To our knowledge, nuclear scintigraphy has not been previously reported for the demonstration of calcific constrictive pericarditis, although previously some reports have described uptake of 99m Technetium radiopharmaceuticals including MDP and pyrophosphate in the myocardium in the case of infarcts and myocarditis (11, 12). Identification of calcifications in the setting of constrictive pericarditis is important from the perspective of the surgeons who may have to alter the method of pericardiectomy depending on how dense calcifications are and whether other structures (coronary arteries etc.) are adhesed to the calcified pericardium. Adhesions to the epicardial coronary vessels and to the myocardium are more frequently found in calcific pericarditis compared to fibrous or other forms of non-calcified constrictive pericarditis. As a result, the surgical approach to total pericardiectomy is performed more cautiously and in a more piecemeal fashion in the setting of calcific constrictive pericarditis. (13) In this case, specific identification of calcific constrictive pericarditis lead to a different surgical approach than the method of total pericardiectomy that would have been employed if fibrous constrictive pericarditis were identified. Further study is needed to delineate the sensitivity and specificity of scintigraphy in the identification of pericardial calcifications.
Although the clinical presentation of constrictive pericarditis may be protean, there are a number of modalities available to confirm the diagnosis. In addition to corroborating the diagnosis of constrictive pericarditis, scintigraphy was useful in this case to demonstrate a calcified nature of the pericardial thickening. This altered the method of pericardiectomy utilized by the surgeons in this case.

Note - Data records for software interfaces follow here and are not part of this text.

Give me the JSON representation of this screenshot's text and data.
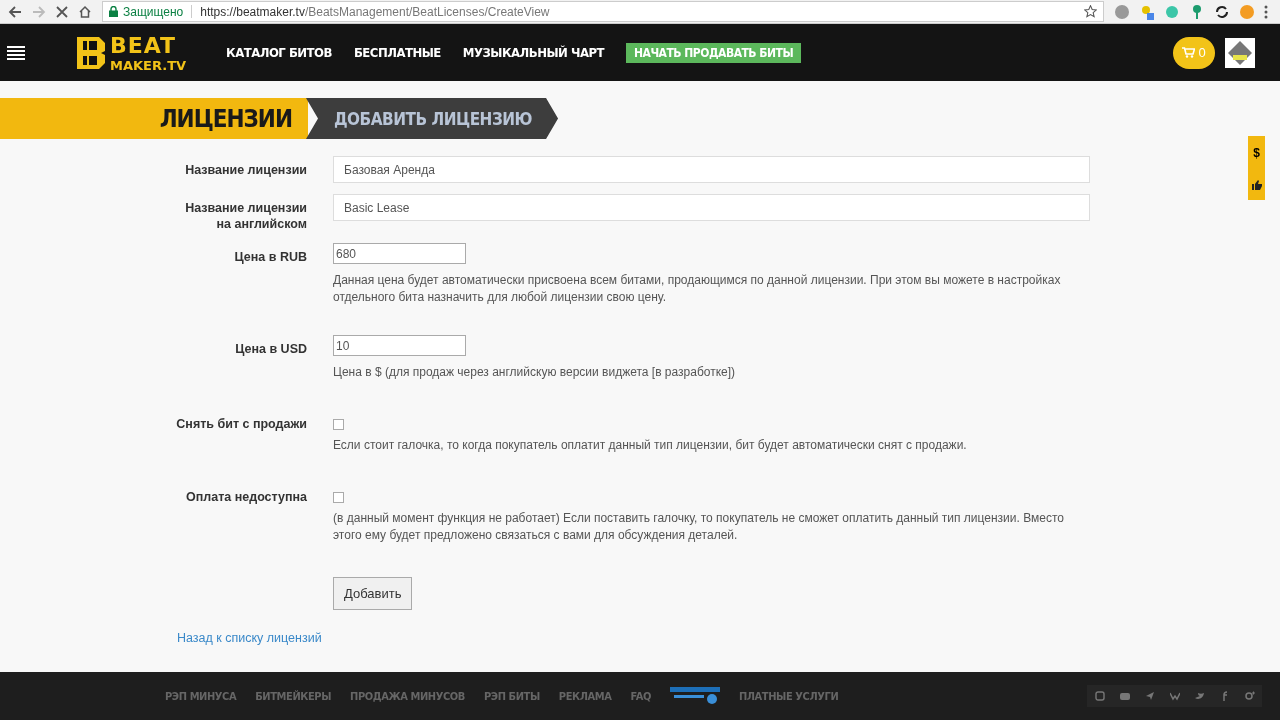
{
  "browser": {
    "security": "Защищено",
    "url_host": "https://beatmaker.tv",
    "url_path": "/BeatsManagement/BeatLicenses/CreateView"
  },
  "header": {
    "logo_top": "BEAT",
    "logo_bottom": "MAKER.TV",
    "nav": [
      {
        "label": "КАТАЛОГ БИТОВ",
        "kind": "link"
      },
      {
        "label": "БЕСПЛАТНЫЕ",
        "kind": "link"
      },
      {
        "label": "МУЗЫКАЛЬНЫЙ ЧАРТ",
        "kind": "link"
      },
      {
        "label": "НАЧАТЬ ПРОДАВАТЬ БИТЫ",
        "kind": "cta"
      }
    ],
    "cart_count": "0"
  },
  "breadcrumb": [
    "ЛИЦЕНЗИИ",
    "ДОБАВИТЬ ЛИЦЕНЗИЮ"
  ],
  "side_tab": {
    "symbol": "$"
  },
  "form": {
    "fields": [
      {
        "kind": "text",
        "label": "Название лицензии",
        "value": "Базовая Аренда"
      },
      {
        "kind": "text",
        "label": "Название лицензии на английском",
        "value": "Basic Lease"
      },
      {
        "kind": "short",
        "label": "Цена в RUB",
        "value": "680",
        "help": "Данная цена будет автоматически присвоена всем битами, продающимся по данной лицензии. При этом вы можете в настройках отдельного бита назначить для любой лицензии свою цену."
      },
      {
        "kind": "short",
        "label": "Цена в USD",
        "value": "10",
        "help": "Цена в $ (для продаж через английскую версии виджета [в разработке])"
      },
      {
        "kind": "checkbox",
        "label": "Снять бит с продажи",
        "checked": false,
        "help": "Если стоит галочка, то когда покупатель оплатит данный тип лицензии, бит будет автоматически снят с продажи."
      },
      {
        "kind": "checkbox",
        "label": "Оплата недоступна",
        "checked": false,
        "help": "(в данный момент функция не работает) Если поставить галочку, то покупатель не сможет оплатить данный тип лицензии. Вместо этого ему будет предложено связаться с вами для обсуждения деталей."
      }
    ],
    "submit": "Добавить",
    "back_link": "Назад к списку лицензий"
  },
  "footer": {
    "links": [
      "РЭП МИНУСА",
      "БИТМЕЙКЕРЫ",
      "ПРОДАЖА МИНУСОВ",
      "РЭП БИТЫ",
      "РЕКЛАМА",
      "FAQ",
      "ПЛАТНЫЕ УСЛУГИ"
    ]
  }
}
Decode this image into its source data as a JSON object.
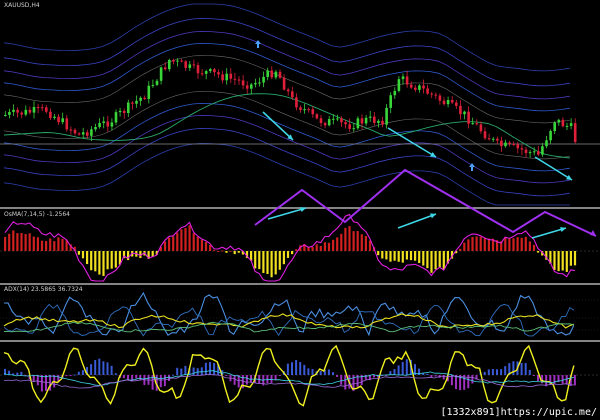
{
  "chart_window": {
    "symbol_title": "XAUUSD,H4"
  },
  "panels": {
    "indicator_1_label": "OsMA(7,14,5) -1.2564",
    "indicator_2_label": "ADX(14) 23.5865 36.7324",
    "indicator_3_label": ""
  },
  "watermark": "[1332x891]https://upic.me/",
  "colors": {
    "background": "#000000",
    "bull_candle": "#39d639",
    "bear_candle": "#e0203a",
    "arrow_cyan": "#3fd6e8",
    "zigzag_purple": "#a030f0",
    "osma_magenta": "#e020e0",
    "hist_red": "#d02020",
    "hist_yellow": "#f0e020",
    "adx_blue": "#4a8ee0",
    "adx_yellow": "#e8e020",
    "stoch_yellow": "#f0f020",
    "separator": "#b0b0b0"
  },
  "icons": [
    "up-arrow-signal-icon",
    "down-arrow-signal-icon",
    "cyan-arrow-icon"
  ]
}
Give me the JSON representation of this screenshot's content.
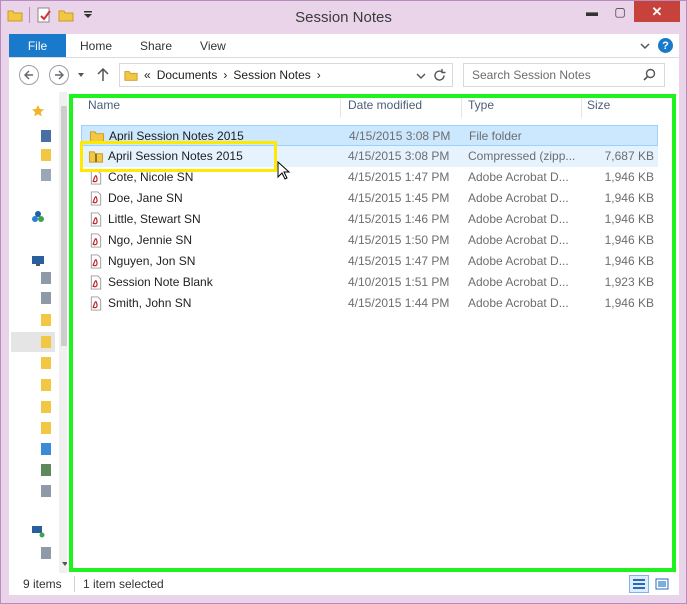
{
  "window": {
    "title": "Session Notes",
    "controls": {
      "minimize": "▬",
      "maximize": "▢",
      "close": "✕"
    }
  },
  "ribbon": {
    "file": "File",
    "tabs": [
      "Home",
      "Share",
      "View"
    ]
  },
  "address": {
    "back_icon": "back-arrow-icon",
    "forward_icon": "forward-arrow-icon",
    "up_icon": "up-arrow-icon",
    "overflow": "«",
    "path": [
      "Documents",
      "Session Notes"
    ],
    "search_placeholder": "Search Session Notes"
  },
  "columns": {
    "name": "Name",
    "date": "Date modified",
    "type": "Type",
    "size": "Size"
  },
  "files": [
    {
      "name": "April Session Notes 2015",
      "date": "4/15/2015 3:08 PM",
      "type": "File folder",
      "size": "",
      "icon": "folder-icon",
      "state": "selected"
    },
    {
      "name": "April Session Notes 2015",
      "date": "4/15/2015 3:08 PM",
      "type": "Compressed (zipp...",
      "size": "7,687 KB",
      "icon": "zip-folder-icon",
      "state": "hover"
    },
    {
      "name": "Cote, Nicole SN",
      "date": "4/15/2015 1:47 PM",
      "type": "Adobe Acrobat D...",
      "size": "1,946 KB",
      "icon": "pdf-icon",
      "state": ""
    },
    {
      "name": "Doe, Jane SN",
      "date": "4/15/2015 1:45 PM",
      "type": "Adobe Acrobat D...",
      "size": "1,946 KB",
      "icon": "pdf-icon",
      "state": ""
    },
    {
      "name": "Little, Stewart SN",
      "date": "4/15/2015 1:46 PM",
      "type": "Adobe Acrobat D...",
      "size": "1,946 KB",
      "icon": "pdf-icon",
      "state": ""
    },
    {
      "name": "Ngo, Jennie SN",
      "date": "4/15/2015 1:50 PM",
      "type": "Adobe Acrobat D...",
      "size": "1,946 KB",
      "icon": "pdf-icon",
      "state": ""
    },
    {
      "name": "Nguyen, Jon SN",
      "date": "4/15/2015 1:47 PM",
      "type": "Adobe Acrobat D...",
      "size": "1,946 KB",
      "icon": "pdf-icon",
      "state": ""
    },
    {
      "name": "Session Note Blank",
      "date": "4/10/2015 1:51 PM",
      "type": "Adobe Acrobat D...",
      "size": "1,923 KB",
      "icon": "pdf-icon",
      "state": ""
    },
    {
      "name": "Smith, John SN",
      "date": "4/15/2015 1:44 PM",
      "type": "Adobe Acrobat D...",
      "size": "1,946 KB",
      "icon": "pdf-icon",
      "state": ""
    }
  ],
  "status": {
    "count": "9 items",
    "selected": "1 item selected"
  },
  "colors": {
    "accent": "#1979ca",
    "selection": "#cce8ff",
    "highlight_green": "#1ef31e",
    "highlight_yellow": "#ffe900"
  }
}
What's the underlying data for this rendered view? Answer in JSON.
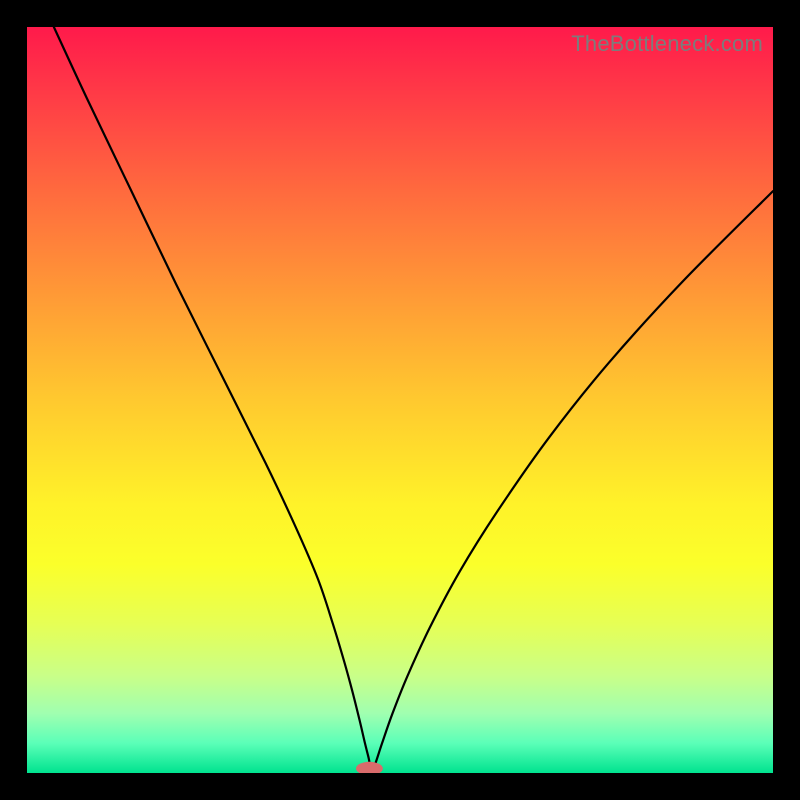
{
  "watermark": "TheBottleneck.com",
  "chart_data": {
    "type": "line",
    "title": "",
    "xlabel": "",
    "ylabel": "",
    "xlim": [
      0,
      100
    ],
    "ylim": [
      0,
      100
    ],
    "series": [
      {
        "name": "curve",
        "x": [
          3.6,
          8,
          14,
          20,
          26,
          32,
          36,
          39,
          41,
          42.5,
          43.6,
          44.6,
          45.3,
          45.8,
          46,
          46.3,
          46.6,
          47.6,
          49,
          51,
          54,
          58,
          63,
          70,
          78,
          88,
          100
        ],
        "y": [
          100,
          90.5,
          78,
          65.5,
          53.5,
          41.5,
          33,
          26,
          20,
          15,
          11,
          7,
          4,
          2,
          1,
          0.8,
          1,
          4,
          8,
          13,
          19.5,
          27,
          35,
          45,
          55,
          66,
          78
        ]
      }
    ],
    "marker": {
      "x": 45.9,
      "y": 0.6,
      "rx": 1.8,
      "ry": 0.9,
      "color": "#d96b6b"
    },
    "gradient_stops": [
      {
        "pct": 0,
        "color": "#ff1a4b"
      },
      {
        "pct": 50,
        "color": "#ffe529"
      },
      {
        "pct": 100,
        "color": "#00e38f"
      }
    ]
  }
}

We would like Dr. Mark Cunningham, and the USC Cardiothoracic Surgery Department.